(Data records Opens)

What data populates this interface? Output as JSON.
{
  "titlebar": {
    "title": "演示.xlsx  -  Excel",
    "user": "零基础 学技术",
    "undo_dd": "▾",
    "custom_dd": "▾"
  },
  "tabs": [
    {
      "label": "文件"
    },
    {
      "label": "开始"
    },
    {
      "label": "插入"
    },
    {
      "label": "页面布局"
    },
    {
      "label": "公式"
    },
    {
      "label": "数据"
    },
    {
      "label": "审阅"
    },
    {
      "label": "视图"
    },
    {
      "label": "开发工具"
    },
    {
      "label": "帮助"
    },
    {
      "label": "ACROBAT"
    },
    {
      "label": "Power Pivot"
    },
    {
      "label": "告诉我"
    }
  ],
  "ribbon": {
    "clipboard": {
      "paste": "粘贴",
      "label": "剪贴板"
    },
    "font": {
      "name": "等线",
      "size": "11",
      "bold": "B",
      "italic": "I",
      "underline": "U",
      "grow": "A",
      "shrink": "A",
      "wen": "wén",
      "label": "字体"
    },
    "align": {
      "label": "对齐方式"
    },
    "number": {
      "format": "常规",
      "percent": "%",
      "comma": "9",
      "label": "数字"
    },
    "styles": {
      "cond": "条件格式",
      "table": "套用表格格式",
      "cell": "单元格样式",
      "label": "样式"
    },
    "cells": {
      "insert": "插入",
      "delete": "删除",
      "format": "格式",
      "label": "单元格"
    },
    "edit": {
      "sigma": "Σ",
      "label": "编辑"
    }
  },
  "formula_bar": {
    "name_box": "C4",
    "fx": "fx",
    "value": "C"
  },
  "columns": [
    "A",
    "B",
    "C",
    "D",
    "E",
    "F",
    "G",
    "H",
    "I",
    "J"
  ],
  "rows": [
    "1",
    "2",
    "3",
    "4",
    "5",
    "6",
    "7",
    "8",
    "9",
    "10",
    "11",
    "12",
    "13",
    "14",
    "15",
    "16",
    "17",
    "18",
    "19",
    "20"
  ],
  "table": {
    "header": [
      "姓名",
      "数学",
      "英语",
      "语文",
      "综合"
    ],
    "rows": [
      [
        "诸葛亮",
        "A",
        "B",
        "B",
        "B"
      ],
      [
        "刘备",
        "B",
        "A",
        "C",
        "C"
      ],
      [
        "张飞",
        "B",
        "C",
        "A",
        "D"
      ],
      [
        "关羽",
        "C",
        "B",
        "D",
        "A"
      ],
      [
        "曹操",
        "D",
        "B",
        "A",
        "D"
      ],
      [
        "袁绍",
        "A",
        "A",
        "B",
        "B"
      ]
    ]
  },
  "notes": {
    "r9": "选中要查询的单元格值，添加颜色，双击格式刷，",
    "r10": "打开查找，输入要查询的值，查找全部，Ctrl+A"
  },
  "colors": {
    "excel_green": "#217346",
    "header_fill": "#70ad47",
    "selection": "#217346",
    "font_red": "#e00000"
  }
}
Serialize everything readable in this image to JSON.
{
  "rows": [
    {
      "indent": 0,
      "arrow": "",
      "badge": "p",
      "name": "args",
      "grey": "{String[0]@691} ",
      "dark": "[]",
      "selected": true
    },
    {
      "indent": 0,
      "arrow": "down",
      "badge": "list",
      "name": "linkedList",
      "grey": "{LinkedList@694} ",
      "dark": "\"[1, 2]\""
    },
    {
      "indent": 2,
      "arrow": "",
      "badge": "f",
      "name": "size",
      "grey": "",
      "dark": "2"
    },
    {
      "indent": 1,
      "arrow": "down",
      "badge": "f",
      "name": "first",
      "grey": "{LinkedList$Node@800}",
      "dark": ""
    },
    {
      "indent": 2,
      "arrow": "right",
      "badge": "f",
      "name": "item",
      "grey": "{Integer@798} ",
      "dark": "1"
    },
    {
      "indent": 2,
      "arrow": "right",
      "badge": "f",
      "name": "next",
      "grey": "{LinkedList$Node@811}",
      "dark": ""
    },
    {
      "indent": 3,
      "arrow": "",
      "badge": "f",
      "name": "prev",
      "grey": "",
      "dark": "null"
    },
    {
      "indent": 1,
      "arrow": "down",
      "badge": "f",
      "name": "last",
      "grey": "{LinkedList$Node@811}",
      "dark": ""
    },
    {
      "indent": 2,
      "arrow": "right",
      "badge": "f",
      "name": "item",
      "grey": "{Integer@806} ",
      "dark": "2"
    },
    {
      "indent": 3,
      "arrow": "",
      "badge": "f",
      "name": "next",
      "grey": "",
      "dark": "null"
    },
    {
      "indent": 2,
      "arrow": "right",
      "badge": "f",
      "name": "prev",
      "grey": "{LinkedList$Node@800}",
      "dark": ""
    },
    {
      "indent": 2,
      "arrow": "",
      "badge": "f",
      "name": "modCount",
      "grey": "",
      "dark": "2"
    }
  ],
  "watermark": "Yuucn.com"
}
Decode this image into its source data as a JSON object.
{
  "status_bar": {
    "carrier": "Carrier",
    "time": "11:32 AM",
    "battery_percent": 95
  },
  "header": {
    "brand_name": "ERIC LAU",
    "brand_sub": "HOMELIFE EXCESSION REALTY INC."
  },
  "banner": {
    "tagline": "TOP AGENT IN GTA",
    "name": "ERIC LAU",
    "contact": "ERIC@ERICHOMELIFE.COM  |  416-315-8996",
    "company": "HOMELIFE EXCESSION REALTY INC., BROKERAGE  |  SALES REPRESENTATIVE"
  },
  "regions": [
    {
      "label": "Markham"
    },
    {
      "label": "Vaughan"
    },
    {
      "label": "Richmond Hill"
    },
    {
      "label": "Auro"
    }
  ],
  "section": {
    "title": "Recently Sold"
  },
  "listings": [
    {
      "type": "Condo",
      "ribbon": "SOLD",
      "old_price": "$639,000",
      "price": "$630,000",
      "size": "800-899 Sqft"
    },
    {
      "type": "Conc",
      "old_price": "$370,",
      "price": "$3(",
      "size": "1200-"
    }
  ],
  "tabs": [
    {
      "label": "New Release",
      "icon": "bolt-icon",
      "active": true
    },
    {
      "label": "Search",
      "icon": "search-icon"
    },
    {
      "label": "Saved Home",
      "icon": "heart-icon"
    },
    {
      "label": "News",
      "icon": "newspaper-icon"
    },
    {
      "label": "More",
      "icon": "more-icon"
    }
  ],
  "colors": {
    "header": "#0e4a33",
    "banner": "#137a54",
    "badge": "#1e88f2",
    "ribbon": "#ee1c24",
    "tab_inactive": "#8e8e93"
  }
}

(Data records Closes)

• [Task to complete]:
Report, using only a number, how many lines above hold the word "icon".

• [Result of the exercise]:
5